◆ **Your objective**:
Apart from the pictures, every entry below should be repeated exactly.

--- Extracted entries Enclosed Below ---

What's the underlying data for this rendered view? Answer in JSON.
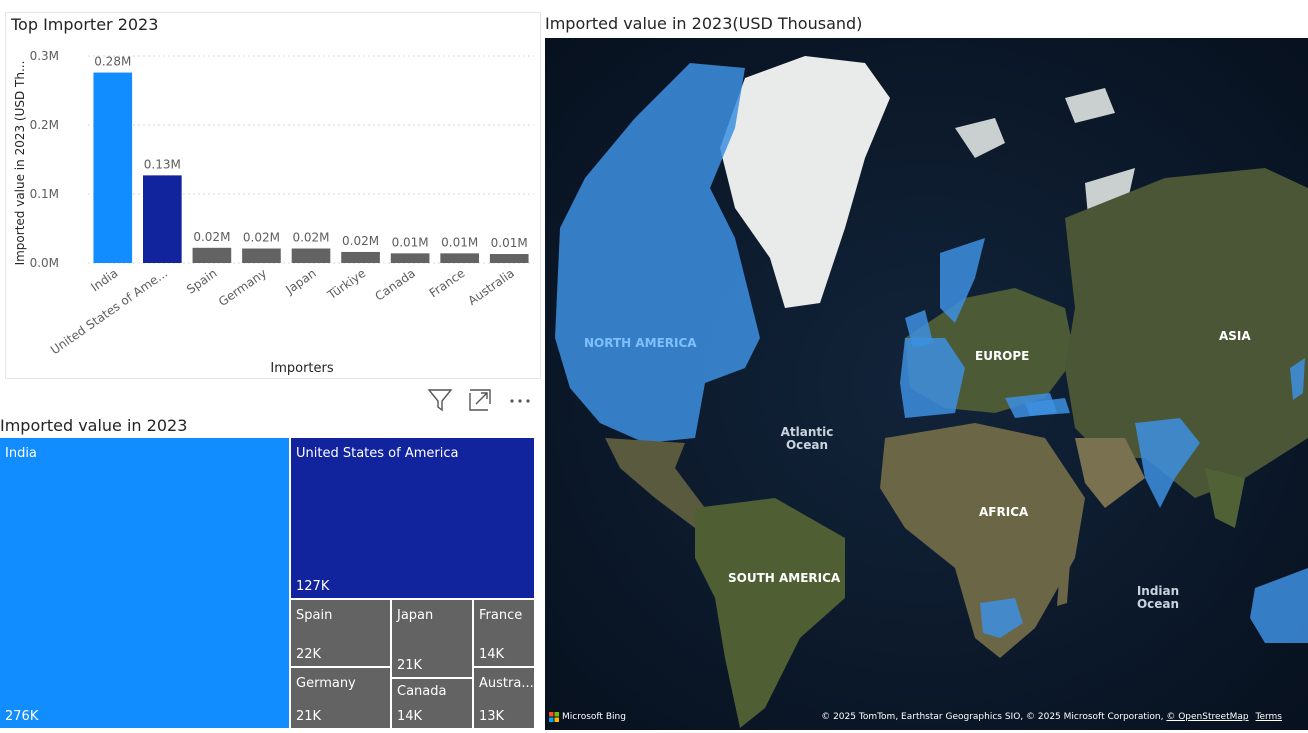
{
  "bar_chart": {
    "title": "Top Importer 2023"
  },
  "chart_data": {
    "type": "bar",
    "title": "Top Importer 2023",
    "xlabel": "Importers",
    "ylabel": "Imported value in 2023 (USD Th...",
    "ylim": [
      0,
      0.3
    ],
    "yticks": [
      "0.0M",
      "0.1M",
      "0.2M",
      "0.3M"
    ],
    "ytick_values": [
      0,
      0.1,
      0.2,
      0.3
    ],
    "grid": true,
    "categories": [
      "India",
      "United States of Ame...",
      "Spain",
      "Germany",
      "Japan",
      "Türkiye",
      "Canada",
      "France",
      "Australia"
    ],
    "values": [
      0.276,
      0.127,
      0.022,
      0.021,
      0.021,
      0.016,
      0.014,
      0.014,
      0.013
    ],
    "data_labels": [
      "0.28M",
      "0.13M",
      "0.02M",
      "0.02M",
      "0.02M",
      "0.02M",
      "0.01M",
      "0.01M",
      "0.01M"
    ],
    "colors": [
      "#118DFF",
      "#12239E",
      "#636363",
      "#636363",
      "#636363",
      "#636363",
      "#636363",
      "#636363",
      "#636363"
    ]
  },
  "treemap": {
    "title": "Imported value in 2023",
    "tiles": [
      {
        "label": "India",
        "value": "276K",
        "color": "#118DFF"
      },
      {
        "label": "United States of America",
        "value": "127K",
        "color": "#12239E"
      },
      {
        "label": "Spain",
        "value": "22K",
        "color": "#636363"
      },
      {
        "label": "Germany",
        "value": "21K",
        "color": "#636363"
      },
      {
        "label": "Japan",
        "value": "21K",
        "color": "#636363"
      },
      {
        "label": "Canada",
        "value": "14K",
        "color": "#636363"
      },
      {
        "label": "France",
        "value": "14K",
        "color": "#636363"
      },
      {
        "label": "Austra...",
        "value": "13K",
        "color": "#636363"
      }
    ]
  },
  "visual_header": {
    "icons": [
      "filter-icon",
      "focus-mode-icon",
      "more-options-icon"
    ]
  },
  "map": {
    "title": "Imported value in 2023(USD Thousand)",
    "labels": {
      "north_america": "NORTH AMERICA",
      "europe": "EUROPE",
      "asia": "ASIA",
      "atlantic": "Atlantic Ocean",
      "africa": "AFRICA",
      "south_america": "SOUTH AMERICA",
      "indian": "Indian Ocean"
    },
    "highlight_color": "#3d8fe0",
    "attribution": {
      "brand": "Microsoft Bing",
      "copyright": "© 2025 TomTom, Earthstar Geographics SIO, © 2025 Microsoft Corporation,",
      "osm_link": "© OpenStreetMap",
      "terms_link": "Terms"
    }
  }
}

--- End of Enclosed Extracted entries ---

◆ **Written reply**:
What's the underlying data for this rendered view? Answer in JSON.
{
  "bar_chart": {
    "title": "Top Importer 2023"
  },
  "chart_data": {
    "type": "bar",
    "title": "Top Importer 2023",
    "xlabel": "Importers",
    "ylabel": "Imported value in 2023 (USD Th...",
    "ylim": [
      0,
      0.3
    ],
    "yticks": [
      "0.0M",
      "0.1M",
      "0.2M",
      "0.3M"
    ],
    "ytick_values": [
      0,
      0.1,
      0.2,
      0.3
    ],
    "grid": true,
    "categories": [
      "India",
      "United States of Ame...",
      "Spain",
      "Germany",
      "Japan",
      "Türkiye",
      "Canada",
      "France",
      "Australia"
    ],
    "values": [
      0.276,
      0.127,
      0.022,
      0.021,
      0.021,
      0.016,
      0.014,
      0.014,
      0.013
    ],
    "data_labels": [
      "0.28M",
      "0.13M",
      "0.02M",
      "0.02M",
      "0.02M",
      "0.02M",
      "0.01M",
      "0.01M",
      "0.01M"
    ],
    "colors": [
      "#118DFF",
      "#12239E",
      "#636363",
      "#636363",
      "#636363",
      "#636363",
      "#636363",
      "#636363",
      "#636363"
    ]
  },
  "treemap": {
    "title": "Imported value in 2023",
    "tiles": [
      {
        "label": "India",
        "value": "276K",
        "color": "#118DFF"
      },
      {
        "label": "United States of America",
        "value": "127K",
        "color": "#12239E"
      },
      {
        "label": "Spain",
        "value": "22K",
        "color": "#636363"
      },
      {
        "label": "Germany",
        "value": "21K",
        "color": "#636363"
      },
      {
        "label": "Japan",
        "value": "21K",
        "color": "#636363"
      },
      {
        "label": "Canada",
        "value": "14K",
        "color": "#636363"
      },
      {
        "label": "France",
        "value": "14K",
        "color": "#636363"
      },
      {
        "label": "Austra...",
        "value": "13K",
        "color": "#636363"
      }
    ]
  },
  "visual_header": {
    "icons": [
      "filter-icon",
      "focus-mode-icon",
      "more-options-icon"
    ]
  },
  "map": {
    "title": "Imported value in 2023(USD Thousand)",
    "labels": {
      "north_america": "NORTH AMERICA",
      "europe": "EUROPE",
      "asia": "ASIA",
      "atlantic": "Atlantic Ocean",
      "africa": "AFRICA",
      "south_america": "SOUTH AMERICA",
      "indian": "Indian Ocean"
    },
    "highlight_color": "#3d8fe0",
    "attribution": {
      "brand": "Microsoft Bing",
      "copyright": "© 2025 TomTom, Earthstar Geographics SIO, © 2025 Microsoft Corporation,",
      "osm_link": "© OpenStreetMap",
      "terms_link": "Terms"
    }
  }
}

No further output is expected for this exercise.